U.S. Air Force pilot health support
Current studies in the pilot health support project explore changes in cognitive function under various conditions, such as isometric exercise, hypobaria, low oxygen and increased carbon dioxide.
Study participants are monitored for multiple physiologic metrics and cognitive performance metrics. Our goal is to investigate which objective physiologic metrics can be associated with performance decreases and which could be used to power future warning systems.
In addition, our lab is engaged in an ongoing study of pilot performance and health at high altitudes and gravitational levels related to the grounding of the entire F-22 fighter aircraft fleet in 2011 because of possible oxygen system malfunctions. During that incident, we were involved in a massive effort to help assess what might have been happening to the pilots while in flight.

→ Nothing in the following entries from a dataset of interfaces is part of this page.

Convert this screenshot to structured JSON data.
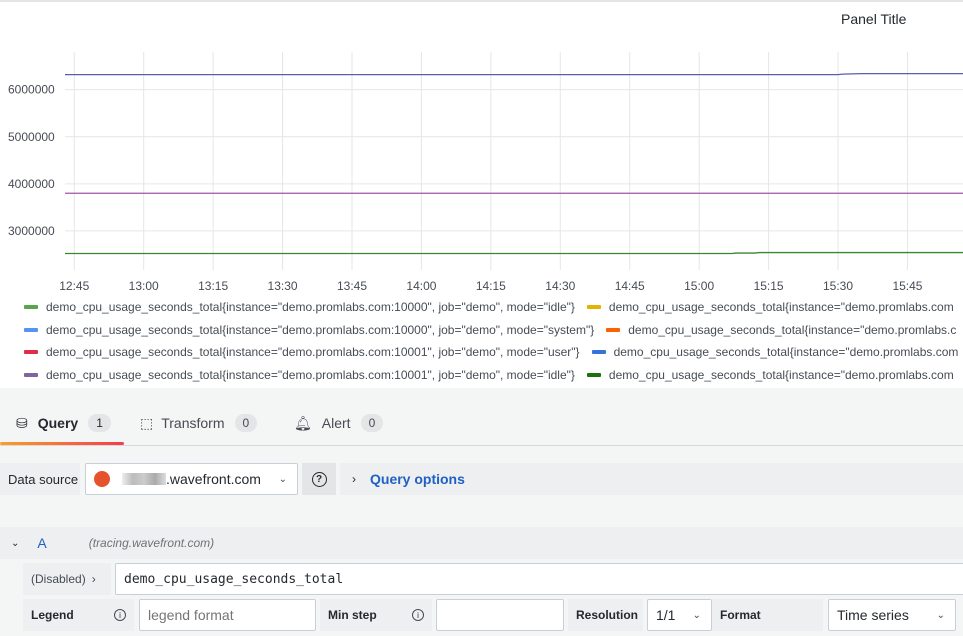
{
  "panel": {
    "title": "Panel Title"
  },
  "chart_data": {
    "type": "line",
    "yticks": [
      "6000000",
      "5000000",
      "4000000",
      "3000000"
    ],
    "xticks": [
      "12:45",
      "13:00",
      "13:15",
      "13:30",
      "13:45",
      "14:00",
      "14:15",
      "14:30",
      "14:45",
      "15:00",
      "15:15",
      "15:30",
      "15:45"
    ],
    "xlim": [
      "12:43",
      "15:57"
    ],
    "ylim": [
      2170000,
      6800000
    ],
    "grid": true,
    "legend": "bottom",
    "series": [
      {
        "color": "#5a5fa8",
        "x": [
          "12:43",
          "15:30",
          "15:31",
          "15:35",
          "15:57"
        ],
        "y": [
          6320000,
          6320000,
          6330000,
          6340000,
          6340000
        ]
      },
      {
        "color": "#a352a8",
        "x": [
          "12:43",
          "15:57"
        ],
        "y": [
          3800000,
          3800000
        ]
      },
      {
        "color": "#37872d",
        "x": [
          "12:43",
          "15:07",
          "15:08",
          "15:12",
          "15:13",
          "15:57"
        ],
        "y": [
          2520000,
          2520000,
          2530000,
          2530000,
          2540000,
          2540000
        ]
      }
    ]
  },
  "legend": [
    [
      {
        "label": "demo_cpu_usage_seconds_total{instance=\"demo.promlabs.com:10000\", job=\"demo\", mode=\"idle\"}",
        "color": "#56a64b"
      },
      {
        "label": "demo_cpu_usage_seconds_total{instance=\"demo.promlabs.com",
        "color": "#e0b400"
      }
    ],
    [
      {
        "label": "demo_cpu_usage_seconds_total{instance=\"demo.promlabs.com:10000\", job=\"demo\", mode=\"system\"}",
        "color": "#5794f2"
      },
      {
        "label": "demo_cpu_usage_seconds_total{instance=\"demo.promlabs.c",
        "color": "#fa6400"
      }
    ],
    [
      {
        "label": "demo_cpu_usage_seconds_total{instance=\"demo.promlabs.com:10001\", job=\"demo\", mode=\"user\"}",
        "color": "#e02f44"
      },
      {
        "label": "demo_cpu_usage_seconds_total{instance=\"demo.promlabs.com",
        "color": "#3274d9"
      }
    ],
    [
      {
        "label": "demo_cpu_usage_seconds_total{instance=\"demo.promlabs.com:10001\", job=\"demo\", mode=\"idle\"}",
        "color": "#8064a2"
      },
      {
        "label": "demo_cpu_usage_seconds_total{instance=\"demo.promlabs.com",
        "color": "#19730e"
      }
    ]
  ],
  "tabs": [
    {
      "label": "Query",
      "count": "1",
      "icon": "database-icon"
    },
    {
      "label": "Transform",
      "count": "0",
      "icon": "transform-icon"
    },
    {
      "label": "Alert",
      "count": "0",
      "icon": "bell-icon"
    }
  ],
  "datasource": {
    "label": "Data source",
    "value": ".wavefront.com",
    "help": "?",
    "query_options": "Query options"
  },
  "query": {
    "ref": "A",
    "source": "(tracing.wavefront.com)",
    "disabled": "(Disabled)",
    "expr": "demo_cpu_usage_seconds_total",
    "legend_label": "Legend",
    "legend_placeholder": "legend format",
    "minstep_label": "Min step",
    "resolution_label": "Resolution",
    "resolution": "1/1",
    "format_label": "Format",
    "format": "Time series"
  },
  "colors": {
    "accent": "#1f60c4",
    "tab_underline_start": "#f99f28",
    "tab_underline_end": "#f43c4e"
  }
}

In 2012, Mayo Clinic, The North Face and National Geographic collaborated to carry out a scientific expedition to Mount Everest. The major aim was to understand how the body adapts to changes in elevation by studying possible cognitive changes and physiologic changes in the lungs and cardiovascular system.
Because of the continuous remote monitoring used in the project, a tremendous amount of data was collected. These data are still being analyzed and reported.
Project Kilimanjaro 1
The aim of Project Kilimanjaro 1 is to use the knowledge gained from the Mount Everest expedition and other high-altitude expeditions and focus intensely on cardiovascular function during elevation change.
Video game performance analyses
High-level competitive gamers perform at cognitive workloads and stress levels that are roughly equivalent to those of performers in fields such as aviation and transportation. This video game analysis project examines video game performance with eye-tracking technology and physiologic metrics.
The goal is to understand what differentiates high-level video game performers from their less skilled peers, and to learn how that knowledge can be used to improve performance in more traditional high-stress operational environments and in video game play.